• [What needs to be done]:
Print the records exactly. Miss nothing.

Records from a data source

○ ○ ○

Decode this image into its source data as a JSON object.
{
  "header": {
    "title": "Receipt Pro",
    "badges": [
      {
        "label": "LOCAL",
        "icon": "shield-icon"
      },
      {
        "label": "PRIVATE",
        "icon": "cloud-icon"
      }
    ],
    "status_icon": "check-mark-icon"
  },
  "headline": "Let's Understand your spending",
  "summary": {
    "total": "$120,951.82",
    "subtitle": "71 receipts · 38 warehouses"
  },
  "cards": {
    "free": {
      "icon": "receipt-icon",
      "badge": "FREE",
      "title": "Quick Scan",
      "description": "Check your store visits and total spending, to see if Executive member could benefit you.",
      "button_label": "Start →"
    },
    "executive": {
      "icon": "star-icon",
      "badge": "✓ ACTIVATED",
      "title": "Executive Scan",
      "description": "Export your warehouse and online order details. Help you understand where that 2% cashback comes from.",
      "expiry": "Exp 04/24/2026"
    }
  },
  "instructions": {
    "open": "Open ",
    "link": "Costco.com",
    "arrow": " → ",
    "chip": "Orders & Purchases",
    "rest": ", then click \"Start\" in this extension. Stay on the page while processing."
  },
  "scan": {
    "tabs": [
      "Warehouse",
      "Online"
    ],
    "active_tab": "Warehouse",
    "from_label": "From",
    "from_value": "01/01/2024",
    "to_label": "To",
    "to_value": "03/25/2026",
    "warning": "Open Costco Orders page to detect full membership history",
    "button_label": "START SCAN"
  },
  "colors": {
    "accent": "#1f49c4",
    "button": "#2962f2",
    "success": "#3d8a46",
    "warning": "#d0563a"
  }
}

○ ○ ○

• [Exercise response]:
Decode this image into its source data as a JSON object.
{
  "header": {
    "title": "Receipt Pro",
    "badges": [
      {
        "label": "LOCAL",
        "icon": "shield-icon"
      },
      {
        "label": "PRIVATE",
        "icon": "cloud-icon"
      }
    ],
    "status_icon": "check-mark-icon"
  },
  "headline": "Let's Understand your spending",
  "summary": {
    "total": "$120,951.82",
    "subtitle": "71 receipts · 38 warehouses"
  },
  "cards": {
    "free": {
      "icon": "receipt-icon",
      "badge": "FREE",
      "title": "Quick Scan",
      "description": "Check your store visits and total spending, to see if Executive member could benefit you.",
      "button_label": "Start →"
    },
    "executive": {
      "icon": "star-icon",
      "badge": "✓ ACTIVATED",
      "title": "Executive Scan",
      "description": "Export your warehouse and online order details. Help you understand where that 2% cashback comes from.",
      "expiry": "Exp 04/24/2026"
    }
  },
  "instructions": {
    "open": "Open ",
    "link": "Costco.com",
    "arrow": " → ",
    "chip": "Orders & Purchases",
    "rest": ", then click \"Start\" in this extension. Stay on the page while processing."
  },
  "scan": {
    "tabs": [
      "Warehouse",
      "Online"
    ],
    "active_tab": "Warehouse",
    "from_label": "From",
    "from_value": "01/01/2024",
    "to_label": "To",
    "to_value": "03/25/2026",
    "warning": "Open Costco Orders page to detect full membership history",
    "button_label": "START SCAN"
  },
  "colors": {
    "accent": "#1f49c4",
    "button": "#2962f2",
    "success": "#3d8a46",
    "warning": "#d0563a"
  }
}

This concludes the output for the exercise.